EXERCISE INSTRUCTIONS: Write out the full listing again. Make no alterations.

RECORDS SUPPLIED:
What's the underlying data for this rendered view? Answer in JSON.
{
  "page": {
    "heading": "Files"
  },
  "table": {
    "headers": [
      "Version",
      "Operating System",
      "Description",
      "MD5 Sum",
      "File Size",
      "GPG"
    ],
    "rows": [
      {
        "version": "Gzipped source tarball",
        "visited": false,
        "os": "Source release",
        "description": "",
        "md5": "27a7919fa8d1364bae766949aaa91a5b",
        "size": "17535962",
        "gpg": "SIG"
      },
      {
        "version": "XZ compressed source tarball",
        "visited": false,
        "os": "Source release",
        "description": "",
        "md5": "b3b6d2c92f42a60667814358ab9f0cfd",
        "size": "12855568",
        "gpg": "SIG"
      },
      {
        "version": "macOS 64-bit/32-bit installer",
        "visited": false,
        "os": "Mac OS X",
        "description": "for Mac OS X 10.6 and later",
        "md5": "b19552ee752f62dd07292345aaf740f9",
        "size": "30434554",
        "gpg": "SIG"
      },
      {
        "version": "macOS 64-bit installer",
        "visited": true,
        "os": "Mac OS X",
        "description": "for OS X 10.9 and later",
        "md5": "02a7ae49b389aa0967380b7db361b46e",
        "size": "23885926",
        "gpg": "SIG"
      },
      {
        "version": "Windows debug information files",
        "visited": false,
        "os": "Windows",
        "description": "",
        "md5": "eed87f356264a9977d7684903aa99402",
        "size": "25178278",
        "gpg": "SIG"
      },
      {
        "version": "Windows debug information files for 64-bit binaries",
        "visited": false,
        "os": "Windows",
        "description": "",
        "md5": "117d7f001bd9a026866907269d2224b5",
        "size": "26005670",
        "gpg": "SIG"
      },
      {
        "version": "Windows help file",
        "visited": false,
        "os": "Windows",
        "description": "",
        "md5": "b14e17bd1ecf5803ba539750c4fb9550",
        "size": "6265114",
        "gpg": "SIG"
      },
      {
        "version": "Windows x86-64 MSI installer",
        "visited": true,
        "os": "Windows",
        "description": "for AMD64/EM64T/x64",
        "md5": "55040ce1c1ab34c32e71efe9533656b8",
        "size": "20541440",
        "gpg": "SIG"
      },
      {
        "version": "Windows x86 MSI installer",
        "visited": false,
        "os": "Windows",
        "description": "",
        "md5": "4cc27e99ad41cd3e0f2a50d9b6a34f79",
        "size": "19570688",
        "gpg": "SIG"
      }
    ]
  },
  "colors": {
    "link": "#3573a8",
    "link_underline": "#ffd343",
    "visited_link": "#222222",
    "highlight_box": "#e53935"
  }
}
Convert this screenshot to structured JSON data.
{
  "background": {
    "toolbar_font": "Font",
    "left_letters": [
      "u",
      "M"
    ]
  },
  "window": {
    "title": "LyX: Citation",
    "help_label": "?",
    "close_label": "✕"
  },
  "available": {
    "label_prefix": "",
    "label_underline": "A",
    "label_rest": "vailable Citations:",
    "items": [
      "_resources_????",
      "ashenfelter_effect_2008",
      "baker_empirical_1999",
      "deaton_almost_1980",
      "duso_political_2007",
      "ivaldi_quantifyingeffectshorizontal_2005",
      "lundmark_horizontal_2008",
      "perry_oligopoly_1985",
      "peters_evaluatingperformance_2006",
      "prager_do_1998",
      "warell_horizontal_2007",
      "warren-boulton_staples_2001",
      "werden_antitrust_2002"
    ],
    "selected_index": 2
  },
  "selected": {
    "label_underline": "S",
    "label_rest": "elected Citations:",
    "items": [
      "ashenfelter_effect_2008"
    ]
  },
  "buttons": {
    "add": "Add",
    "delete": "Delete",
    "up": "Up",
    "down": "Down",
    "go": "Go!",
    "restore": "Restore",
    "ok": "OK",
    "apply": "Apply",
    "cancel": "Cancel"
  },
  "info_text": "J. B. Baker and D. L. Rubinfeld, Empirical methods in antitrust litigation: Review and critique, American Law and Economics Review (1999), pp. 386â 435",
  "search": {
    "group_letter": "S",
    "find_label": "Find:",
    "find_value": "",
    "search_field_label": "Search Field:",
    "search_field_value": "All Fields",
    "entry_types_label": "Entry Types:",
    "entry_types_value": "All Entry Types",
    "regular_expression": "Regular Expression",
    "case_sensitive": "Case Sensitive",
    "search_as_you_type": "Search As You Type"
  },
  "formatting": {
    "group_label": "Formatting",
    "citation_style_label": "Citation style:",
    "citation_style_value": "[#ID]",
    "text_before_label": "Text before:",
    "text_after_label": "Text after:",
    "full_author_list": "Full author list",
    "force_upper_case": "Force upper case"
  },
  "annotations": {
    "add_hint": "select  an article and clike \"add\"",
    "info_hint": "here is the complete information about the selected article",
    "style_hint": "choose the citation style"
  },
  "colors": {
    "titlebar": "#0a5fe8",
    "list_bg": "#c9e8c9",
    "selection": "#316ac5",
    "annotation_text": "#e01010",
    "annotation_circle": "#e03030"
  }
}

YOUR SOLUTION:
What's the underlying data for this rendered view? Answer in JSON.
{
  "page": {
    "heading": "Files"
  },
  "table": {
    "headers": [
      "Version",
      "Operating System",
      "Description",
      "MD5 Sum",
      "File Size",
      "GPG"
    ],
    "rows": [
      {
        "version": "Gzipped source tarball",
        "visited": false,
        "os": "Source release",
        "description": "",
        "md5": "27a7919fa8d1364bae766949aaa91a5b",
        "size": "17535962",
        "gpg": "SIG"
      },
      {
        "version": "XZ compressed source tarball",
        "visited": false,
        "os": "Source release",
        "description": "",
        "md5": "b3b6d2c92f42a60667814358ab9f0cfd",
        "size": "12855568",
        "gpg": "SIG"
      },
      {
        "version": "macOS 64-bit/32-bit installer",
        "visited": false,
        "os": "Mac OS X",
        "description": "for Mac OS X 10.6 and later",
        "md5": "b19552ee752f62dd07292345aaf740f9",
        "size": "30434554",
        "gpg": "SIG"
      },
      {
        "version": "macOS 64-bit installer",
        "visited": true,
        "os": "Mac OS X",
        "description": "for OS X 10.9 and later",
        "md5": "02a7ae49b389aa0967380b7db361b46e",
        "size": "23885926",
        "gpg": "SIG"
      },
      {
        "version": "Windows debug information files",
        "visited": false,
        "os": "Windows",
        "description": "",
        "md5": "eed87f356264a9977d7684903aa99402",
        "size": "25178278",
        "gpg": "SIG"
      },
      {
        "version": "Windows debug information files for 64-bit binaries",
        "visited": false,
        "os": "Windows",
        "description": "",
        "md5": "117d7f001bd9a026866907269d2224b5",
        "size": "26005670",
        "gpg": "SIG"
      },
      {
        "version": "Windows help file",
        "visited": false,
        "os": "Windows",
        "description": "",
        "md5": "b14e17bd1ecf5803ba539750c4fb9550",
        "size": "6265114",
        "gpg": "SIG"
      },
      {
        "version": "Windows x86-64 MSI installer",
        "visited": true,
        "os": "Windows",
        "description": "for AMD64/EM64T/x64",
        "md5": "55040ce1c1ab34c32e71efe9533656b8",
        "size": "20541440",
        "gpg": "SIG"
      },
      {
        "version": "Windows x86 MSI installer",
        "visited": false,
        "os": "Windows",
        "description": "",
        "md5": "4cc27e99ad41cd3e0f2a50d9b6a34f79",
        "size": "19570688",
        "gpg": "SIG"
      }
    ]
  },
  "colors": {
    "link": "#3573a8",
    "link_underline": "#ffd343",
    "visited_link": "#222222",
    "highlight_box": "#e53935"
  }
}
Convert this screenshot to structured JSON data.
{
  "background": {
    "toolbar_font": "Font",
    "left_letters": [
      "u",
      "M"
    ]
  },
  "window": {
    "title": "LyX: Citation",
    "help_label": "?",
    "close_label": "✕"
  },
  "available": {
    "label_prefix": "",
    "label_underline": "A",
    "label_rest": "vailable Citations:",
    "items": [
      "_resources_????",
      "ashenfelter_effect_2008",
      "baker_empirical_1999",
      "deaton_almost_1980",
      "duso_political_2007",
      "ivaldi_quantifyingeffectshorizontal_2005",
      "lundmark_horizontal_2008",
      "perry_oligopoly_1985",
      "peters_evaluatingperformance_2006",
      "prager_do_1998",
      "warell_horizontal_2007",
      "warren-boulton_staples_2001",
      "werden_antitrust_2002"
    ],
    "selected_index": 2
  },
  "selected": {
    "label_underline": "S",
    "label_rest": "elected Citations:",
    "items": [
      "ashenfelter_effect_2008"
    ]
  },
  "buttons": {
    "add": "Add",
    "delete": "Delete",
    "up": "Up",
    "down": "Down",
    "go": "Go!",
    "restore": "Restore",
    "ok": "OK",
    "apply": "Apply",
    "cancel": "Cancel"
  },
  "info_text": "J. B. Baker and D. L. Rubinfeld, Empirical methods in antitrust litigation: Review and critique, American Law and Economics Review (1999), pp. 386â 435",
  "search": {
    "group_letter": "S",
    "find_label": "Find:",
    "find_value": "",
    "search_field_label": "Search Field:",
    "search_field_value": "All Fields",
    "entry_types_label": "Entry Types:",
    "entry_types_value": "All Entry Types",
    "regular_expression": "Regular Expression",
    "case_sensitive": "Case Sensitive",
    "search_as_you_type": "Search As You Type"
  },
  "formatting": {
    "group_label": "Formatting",
    "citation_style_label": "Citation style:",
    "citation_style_value": "[#ID]",
    "text_before_label": "Text before:",
    "text_after_label": "Text after:",
    "full_author_list": "Full author list",
    "force_upper_case": "Force upper case"
  },
  "annotations": {
    "add_hint": "select  an article and clike \"add\"",
    "info_hint": "here is the complete information about the selected article",
    "style_hint": "choose the citation style"
  },
  "colors": {
    "titlebar": "#0a5fe8",
    "list_bg": "#c9e8c9",
    "selection": "#316ac5",
    "annotation_text": "#e01010",
    "annotation_circle": "#e03030"
  }
}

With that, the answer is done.